A bun each year keeps the plague away

The traditional snack, Fogaca, is intertwined with culture in Santa Maria da Feira in Portugal. It’s tasty, sure. But it also has an interesting history.

Written by Michael Turtle

Michael Turtle is the founder of Time Travel Turtle. A journalist for more than 20 years, he's been travelling the world since 2011.

Michael Turtle is the founder of Time Travel Turtle and has been travelling full time for a decade.


Fogaca at Santa Maria da Feira

It’s warm inside the café and we pull up some chairs in a cosy-looking corner.
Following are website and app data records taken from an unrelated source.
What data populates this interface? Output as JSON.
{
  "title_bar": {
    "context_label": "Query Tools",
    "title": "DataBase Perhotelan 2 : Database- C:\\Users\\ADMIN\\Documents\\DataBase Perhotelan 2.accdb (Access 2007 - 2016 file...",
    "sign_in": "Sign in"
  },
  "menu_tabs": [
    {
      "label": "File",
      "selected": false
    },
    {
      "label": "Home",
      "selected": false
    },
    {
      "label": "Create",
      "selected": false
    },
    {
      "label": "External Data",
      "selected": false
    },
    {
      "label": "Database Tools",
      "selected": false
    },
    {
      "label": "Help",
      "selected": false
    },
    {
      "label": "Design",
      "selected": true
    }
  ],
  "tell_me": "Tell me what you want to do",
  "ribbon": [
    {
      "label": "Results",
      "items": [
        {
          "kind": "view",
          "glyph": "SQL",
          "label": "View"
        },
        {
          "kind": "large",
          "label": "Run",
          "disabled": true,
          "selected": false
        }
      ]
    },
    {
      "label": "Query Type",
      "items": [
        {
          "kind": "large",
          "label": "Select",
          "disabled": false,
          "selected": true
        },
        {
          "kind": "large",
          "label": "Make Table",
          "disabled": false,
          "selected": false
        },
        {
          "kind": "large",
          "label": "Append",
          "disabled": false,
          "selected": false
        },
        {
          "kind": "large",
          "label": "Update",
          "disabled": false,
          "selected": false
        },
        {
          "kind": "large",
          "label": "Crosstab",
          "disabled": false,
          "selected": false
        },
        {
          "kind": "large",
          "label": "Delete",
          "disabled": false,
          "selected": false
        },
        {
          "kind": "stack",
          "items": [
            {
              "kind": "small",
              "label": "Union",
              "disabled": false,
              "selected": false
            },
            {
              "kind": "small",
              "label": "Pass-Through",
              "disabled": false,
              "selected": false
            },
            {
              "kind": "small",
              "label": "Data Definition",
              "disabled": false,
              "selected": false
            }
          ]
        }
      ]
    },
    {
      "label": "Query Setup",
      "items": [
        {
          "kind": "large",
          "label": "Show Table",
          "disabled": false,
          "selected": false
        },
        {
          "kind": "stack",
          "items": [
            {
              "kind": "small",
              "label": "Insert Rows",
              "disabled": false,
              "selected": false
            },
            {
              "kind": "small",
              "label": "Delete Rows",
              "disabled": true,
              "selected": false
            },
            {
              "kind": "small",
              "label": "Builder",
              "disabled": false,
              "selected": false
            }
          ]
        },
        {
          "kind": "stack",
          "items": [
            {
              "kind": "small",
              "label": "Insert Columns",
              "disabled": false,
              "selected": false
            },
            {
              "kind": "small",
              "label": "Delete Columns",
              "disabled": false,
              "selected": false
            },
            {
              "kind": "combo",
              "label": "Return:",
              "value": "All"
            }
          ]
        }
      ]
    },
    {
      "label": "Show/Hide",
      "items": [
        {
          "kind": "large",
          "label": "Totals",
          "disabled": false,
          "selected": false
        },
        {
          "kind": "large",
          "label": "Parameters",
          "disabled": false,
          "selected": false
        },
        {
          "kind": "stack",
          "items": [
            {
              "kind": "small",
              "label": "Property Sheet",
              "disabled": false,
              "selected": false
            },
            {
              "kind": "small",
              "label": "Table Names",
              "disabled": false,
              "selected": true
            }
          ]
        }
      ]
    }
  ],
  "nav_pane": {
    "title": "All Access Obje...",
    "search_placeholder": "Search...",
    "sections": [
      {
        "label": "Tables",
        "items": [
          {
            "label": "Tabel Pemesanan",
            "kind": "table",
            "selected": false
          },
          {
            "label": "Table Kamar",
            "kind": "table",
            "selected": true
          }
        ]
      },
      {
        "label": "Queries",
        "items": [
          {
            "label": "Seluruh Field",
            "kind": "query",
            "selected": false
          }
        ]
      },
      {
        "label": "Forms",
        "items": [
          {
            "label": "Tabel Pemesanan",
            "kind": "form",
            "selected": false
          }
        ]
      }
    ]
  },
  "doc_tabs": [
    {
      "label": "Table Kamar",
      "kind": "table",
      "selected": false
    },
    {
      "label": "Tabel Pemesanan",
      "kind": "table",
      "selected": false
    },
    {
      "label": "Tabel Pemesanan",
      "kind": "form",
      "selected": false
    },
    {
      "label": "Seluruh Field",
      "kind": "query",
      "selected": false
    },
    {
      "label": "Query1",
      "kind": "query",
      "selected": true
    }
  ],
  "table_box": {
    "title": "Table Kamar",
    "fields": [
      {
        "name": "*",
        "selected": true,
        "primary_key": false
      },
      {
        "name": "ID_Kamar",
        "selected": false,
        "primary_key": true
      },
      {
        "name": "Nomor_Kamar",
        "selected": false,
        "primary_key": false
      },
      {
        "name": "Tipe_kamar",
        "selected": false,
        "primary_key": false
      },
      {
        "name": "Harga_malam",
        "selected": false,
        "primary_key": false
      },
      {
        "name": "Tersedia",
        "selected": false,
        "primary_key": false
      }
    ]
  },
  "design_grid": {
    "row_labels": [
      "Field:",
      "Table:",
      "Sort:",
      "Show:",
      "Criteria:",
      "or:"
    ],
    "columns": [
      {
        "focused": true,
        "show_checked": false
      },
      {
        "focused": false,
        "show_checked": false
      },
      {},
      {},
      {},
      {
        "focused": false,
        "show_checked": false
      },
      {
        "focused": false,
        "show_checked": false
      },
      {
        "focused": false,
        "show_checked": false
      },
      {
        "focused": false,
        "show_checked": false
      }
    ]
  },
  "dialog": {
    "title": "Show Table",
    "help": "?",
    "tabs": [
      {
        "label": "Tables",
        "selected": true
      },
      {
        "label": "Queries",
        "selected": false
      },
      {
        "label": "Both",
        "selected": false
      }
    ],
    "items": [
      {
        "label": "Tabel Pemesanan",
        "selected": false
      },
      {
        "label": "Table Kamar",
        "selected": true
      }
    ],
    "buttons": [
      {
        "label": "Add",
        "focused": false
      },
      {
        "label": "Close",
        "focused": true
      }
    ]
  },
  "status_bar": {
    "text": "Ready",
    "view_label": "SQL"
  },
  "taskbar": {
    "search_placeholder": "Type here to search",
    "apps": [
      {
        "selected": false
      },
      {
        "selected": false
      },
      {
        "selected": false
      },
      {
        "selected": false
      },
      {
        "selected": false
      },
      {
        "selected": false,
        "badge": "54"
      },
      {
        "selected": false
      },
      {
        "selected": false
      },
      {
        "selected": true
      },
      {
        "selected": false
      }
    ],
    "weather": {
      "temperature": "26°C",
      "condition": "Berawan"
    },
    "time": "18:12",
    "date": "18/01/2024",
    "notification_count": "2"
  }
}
It’s nice to have a rest after walking around the small Portuguese town of Santa Maria da Feira. It’s also nice to not need to look at the menu. We know what we’re having – that’s the whole point of being here.

The fogaca sits on the table. So much history, so much legend, so much culture all captured inside this sweet bread.

More than 500 years ago (in 1505), the residents of Santa Maria da Feira were plagued by… well, the plague. In an attempt to save themselves they began to pray to Saint Sebastian and make an offering to him.

The food they presented in his honour, a sweet bread, is what became fogaca. And since that day, it has become tradition to make the bread and present it as an offering for Saint Sebastian each year.

Fogaca, Santa Maria da Feira, Portug

“But what about the plague?” I hear you ask. Well, good question. The plague did indeed go away. The residents, thinking they had done their job, stopped making the bread for a few years. And guess what? The plague came back. Spooky!

Since that day, many centuries ago, Santa Maria da Feira has not missed a year and the ceremonies and processions take place every January 20.

The fogaca is unique to the town – a small community of just over ten thousand people. While there are similar foods all over the world, this one has a characteristic recipe. Egg, butter, sugar, flour, cinnamon and lemon all combine to make the bread. And, when it’s almost completely baked, scissors are used to cut the top to make it rise into four points. They represent the four towers of the castle at the centre of the town’s history.

Fogaca, Santa Maria da Feira, Portug

Museu Vivo da Fogaca

Just down the road from the castle is the café, where I’ve sunk into my chair with a cup of tea. Its name is Museu Vivo da Fogaca, which is translated from Portuguese as ‘The Living Musuem of Fogaca’. If there was any doubt about the importance of the food in this town, it should be dispelled by the discovery of a shop dedicated entirely to the bread.

The owners – a friendly husband and wife team – have only been running the café for about a year. They tell me that it’s proved to be really popular with the locals, who make up more of their customer base than tourists. Most people in town have a slightly different recipe for fogaca and obviously many consider this one to be one of the best.

Fogaca, Santa Maria da Feira, Portug

I rip off a bit of the bread in front of me. You don’t cut these large ones with a knife – you just rip. There is cheese and jam on the table to eat with it. I’m not sure which to try… perhaps both?

It’s delicious. Only slightly sweet with a hint of the cinnamon and lemon zest. It’s filling enough to be more than a snack but with some jam on top it feels perfect for an afternoon stop.

Fogaca, Santa Maria da Feira, Portug

Who knows what effect the fogaca really had on keeping the plague away from the residents of Santa Maria da Feira? Perhaps Saint Sebastian protected them… more likely it was just the natural ebb and flow of an epidemic. Regardless, it has left the town with a legacy to be proud of – and the fogacas here are to die for!

Time Travel Turtle was a guest of the  Porto and Northern Portugal Tourism Association but the opinions, over-written descriptions and bad jokes are his own.

21 thoughts on “A bun each year keeps the plague away”

Leave a comment